For me though, the big surprise isn’t Alex’s continued development of as a charismatic, hip shaking front man, but the staggering power of alienation and heartache that defines Love is the Devil. For years, Alex has been influenced by soundtracks and scores, but the way pours such devastating emotion into these spare arrangements is beautiful. These songs took shape as he played through curls of smoke and watched the sun come up alone in a studio, and the end results mirror that lonely experience.
Despite the influence of Bukowski and beat poetry on this collection of songs, Alex’s notes don’t move at high bpm or play off of rapid, quick syllables. These introspective moments of guitar, synths and electronics float and bend, personifying broken hearts that are forced to ask questions like, “will they ever love me” and “do I deserve to be loved.” These eight songs contrast the eight that proceed it, but the reality of these broken admissions is that they exist because we are forced to fight a constant battle between who we are and who we often pretend to be.
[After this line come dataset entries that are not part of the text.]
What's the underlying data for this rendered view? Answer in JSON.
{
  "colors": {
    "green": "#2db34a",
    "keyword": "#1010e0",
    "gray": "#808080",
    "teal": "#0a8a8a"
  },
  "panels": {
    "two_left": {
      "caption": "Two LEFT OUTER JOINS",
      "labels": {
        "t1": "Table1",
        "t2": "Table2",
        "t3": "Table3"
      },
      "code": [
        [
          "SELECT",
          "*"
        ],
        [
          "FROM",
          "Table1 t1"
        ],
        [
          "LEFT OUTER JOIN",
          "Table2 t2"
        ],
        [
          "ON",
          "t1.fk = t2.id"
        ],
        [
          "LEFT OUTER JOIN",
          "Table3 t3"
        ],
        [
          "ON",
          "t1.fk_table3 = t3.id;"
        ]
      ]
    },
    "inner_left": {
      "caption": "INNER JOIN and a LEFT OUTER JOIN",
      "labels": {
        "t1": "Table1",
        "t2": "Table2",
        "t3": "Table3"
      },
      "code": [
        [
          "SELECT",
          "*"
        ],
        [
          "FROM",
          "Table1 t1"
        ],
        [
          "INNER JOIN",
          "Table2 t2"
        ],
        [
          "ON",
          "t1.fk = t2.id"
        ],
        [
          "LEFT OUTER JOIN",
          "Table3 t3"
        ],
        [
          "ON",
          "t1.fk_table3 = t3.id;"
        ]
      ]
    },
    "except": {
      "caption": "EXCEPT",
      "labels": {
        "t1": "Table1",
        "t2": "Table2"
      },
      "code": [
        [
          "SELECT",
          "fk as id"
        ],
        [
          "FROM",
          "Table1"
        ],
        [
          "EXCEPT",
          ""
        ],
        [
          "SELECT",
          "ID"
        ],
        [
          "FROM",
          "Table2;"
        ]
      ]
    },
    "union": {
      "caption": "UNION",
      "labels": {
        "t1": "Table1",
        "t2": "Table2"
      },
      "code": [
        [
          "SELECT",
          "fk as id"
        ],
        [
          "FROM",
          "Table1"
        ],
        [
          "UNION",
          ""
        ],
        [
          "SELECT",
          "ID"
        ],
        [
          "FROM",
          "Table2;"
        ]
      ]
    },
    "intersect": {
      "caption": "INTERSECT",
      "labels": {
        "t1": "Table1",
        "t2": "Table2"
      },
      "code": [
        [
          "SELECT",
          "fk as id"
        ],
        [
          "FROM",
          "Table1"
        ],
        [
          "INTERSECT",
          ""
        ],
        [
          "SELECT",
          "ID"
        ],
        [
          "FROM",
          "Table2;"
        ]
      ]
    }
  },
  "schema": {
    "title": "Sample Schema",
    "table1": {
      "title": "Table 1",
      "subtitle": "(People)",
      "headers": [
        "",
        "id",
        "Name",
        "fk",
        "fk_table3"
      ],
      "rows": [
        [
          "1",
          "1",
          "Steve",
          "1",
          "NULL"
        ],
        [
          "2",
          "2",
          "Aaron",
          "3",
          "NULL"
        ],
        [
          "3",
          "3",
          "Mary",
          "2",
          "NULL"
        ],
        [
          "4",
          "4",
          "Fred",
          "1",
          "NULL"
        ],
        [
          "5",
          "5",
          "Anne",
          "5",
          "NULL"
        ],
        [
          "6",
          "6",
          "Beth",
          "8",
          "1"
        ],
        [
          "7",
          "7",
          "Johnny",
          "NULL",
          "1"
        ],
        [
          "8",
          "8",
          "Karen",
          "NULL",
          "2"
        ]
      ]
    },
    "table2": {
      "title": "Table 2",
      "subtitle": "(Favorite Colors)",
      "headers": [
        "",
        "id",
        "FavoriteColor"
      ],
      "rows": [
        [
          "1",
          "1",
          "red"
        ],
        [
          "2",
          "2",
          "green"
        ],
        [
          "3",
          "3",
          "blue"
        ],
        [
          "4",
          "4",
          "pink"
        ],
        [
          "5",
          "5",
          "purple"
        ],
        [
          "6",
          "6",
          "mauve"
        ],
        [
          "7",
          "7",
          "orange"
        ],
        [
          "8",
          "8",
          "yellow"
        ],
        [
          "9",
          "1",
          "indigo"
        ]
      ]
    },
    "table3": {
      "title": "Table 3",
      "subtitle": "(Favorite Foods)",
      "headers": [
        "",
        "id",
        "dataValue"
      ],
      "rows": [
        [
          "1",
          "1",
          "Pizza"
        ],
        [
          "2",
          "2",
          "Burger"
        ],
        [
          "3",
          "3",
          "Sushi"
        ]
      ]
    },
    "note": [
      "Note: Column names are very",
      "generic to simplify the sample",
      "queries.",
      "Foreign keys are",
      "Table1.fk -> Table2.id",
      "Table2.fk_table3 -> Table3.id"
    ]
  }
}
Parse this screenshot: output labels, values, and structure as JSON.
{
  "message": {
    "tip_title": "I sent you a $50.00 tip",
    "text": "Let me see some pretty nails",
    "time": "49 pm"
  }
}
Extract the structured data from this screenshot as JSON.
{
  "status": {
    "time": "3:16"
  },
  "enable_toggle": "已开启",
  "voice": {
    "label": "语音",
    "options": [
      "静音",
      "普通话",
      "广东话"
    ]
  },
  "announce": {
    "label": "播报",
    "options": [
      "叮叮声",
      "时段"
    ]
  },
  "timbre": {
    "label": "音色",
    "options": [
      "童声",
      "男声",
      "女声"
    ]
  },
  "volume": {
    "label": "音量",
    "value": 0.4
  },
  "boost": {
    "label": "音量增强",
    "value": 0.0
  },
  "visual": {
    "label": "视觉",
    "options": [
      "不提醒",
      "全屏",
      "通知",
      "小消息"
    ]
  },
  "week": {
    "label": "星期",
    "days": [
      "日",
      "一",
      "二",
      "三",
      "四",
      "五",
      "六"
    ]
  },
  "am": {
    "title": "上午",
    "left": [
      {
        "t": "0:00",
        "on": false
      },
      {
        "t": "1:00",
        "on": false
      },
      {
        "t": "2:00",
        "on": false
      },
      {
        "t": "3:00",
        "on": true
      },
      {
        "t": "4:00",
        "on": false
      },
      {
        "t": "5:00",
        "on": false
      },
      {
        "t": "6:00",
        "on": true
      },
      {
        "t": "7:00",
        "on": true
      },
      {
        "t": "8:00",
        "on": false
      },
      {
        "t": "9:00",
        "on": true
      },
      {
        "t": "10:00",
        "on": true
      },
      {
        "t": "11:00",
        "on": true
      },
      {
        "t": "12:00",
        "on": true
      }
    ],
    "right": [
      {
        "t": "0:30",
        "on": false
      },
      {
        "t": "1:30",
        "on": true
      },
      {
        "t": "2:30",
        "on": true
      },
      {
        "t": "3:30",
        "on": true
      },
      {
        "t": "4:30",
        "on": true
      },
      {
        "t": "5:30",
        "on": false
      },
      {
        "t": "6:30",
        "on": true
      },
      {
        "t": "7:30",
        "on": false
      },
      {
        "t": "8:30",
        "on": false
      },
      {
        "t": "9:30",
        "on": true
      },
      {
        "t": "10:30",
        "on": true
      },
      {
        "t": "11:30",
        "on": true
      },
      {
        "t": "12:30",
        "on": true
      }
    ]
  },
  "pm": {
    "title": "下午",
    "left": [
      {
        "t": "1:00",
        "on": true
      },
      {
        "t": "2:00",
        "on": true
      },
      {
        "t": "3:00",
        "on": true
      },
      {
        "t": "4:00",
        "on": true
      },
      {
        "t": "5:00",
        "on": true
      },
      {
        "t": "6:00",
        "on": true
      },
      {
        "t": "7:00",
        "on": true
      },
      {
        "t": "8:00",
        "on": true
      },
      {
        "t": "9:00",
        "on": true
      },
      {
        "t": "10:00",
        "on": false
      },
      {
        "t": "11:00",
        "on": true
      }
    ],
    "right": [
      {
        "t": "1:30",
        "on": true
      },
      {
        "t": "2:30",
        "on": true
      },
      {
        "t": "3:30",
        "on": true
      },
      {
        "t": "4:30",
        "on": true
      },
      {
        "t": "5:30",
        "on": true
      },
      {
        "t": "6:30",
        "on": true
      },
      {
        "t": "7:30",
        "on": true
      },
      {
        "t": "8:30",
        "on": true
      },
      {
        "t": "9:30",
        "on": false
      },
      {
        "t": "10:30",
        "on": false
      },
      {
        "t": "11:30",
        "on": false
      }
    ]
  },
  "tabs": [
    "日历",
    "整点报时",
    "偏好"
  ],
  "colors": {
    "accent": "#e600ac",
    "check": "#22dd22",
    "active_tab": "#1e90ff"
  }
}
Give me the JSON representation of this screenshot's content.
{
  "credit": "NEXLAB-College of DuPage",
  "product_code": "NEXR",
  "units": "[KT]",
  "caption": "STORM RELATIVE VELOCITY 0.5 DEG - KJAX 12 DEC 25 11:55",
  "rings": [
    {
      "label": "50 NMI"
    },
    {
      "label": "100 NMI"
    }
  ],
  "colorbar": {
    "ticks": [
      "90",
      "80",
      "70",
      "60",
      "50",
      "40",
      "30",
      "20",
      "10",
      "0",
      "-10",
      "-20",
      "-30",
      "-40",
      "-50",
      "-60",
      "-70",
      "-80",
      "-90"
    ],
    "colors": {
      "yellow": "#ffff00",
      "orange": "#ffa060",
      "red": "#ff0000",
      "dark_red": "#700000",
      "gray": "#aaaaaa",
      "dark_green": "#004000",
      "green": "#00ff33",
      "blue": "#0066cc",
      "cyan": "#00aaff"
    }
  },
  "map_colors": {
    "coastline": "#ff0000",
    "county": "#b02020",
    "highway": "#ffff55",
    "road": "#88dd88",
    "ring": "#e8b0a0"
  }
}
These sixteen songs are the type of currency we acquire on travels and through experience. They are the odd looking coins and tattered papers decorated with strange faces and bright colors that we find when we empty our bags. To some, they have little value and are simply tossed into a jar or thrown away, but make no mistake, they are priceless. They are the memories. They are the metamorphosis that we go through. They are the postcards we write and refuse to send, fearing our words will be read and misconstrued.
Drifters / Love is the Devil is a soundtrack, but one that documents the maniac highs of the performances we put on at night and the pain of waking up alone or unloved. These songs accept the daunting task of accompanying reality, not augmenting or avoiding it.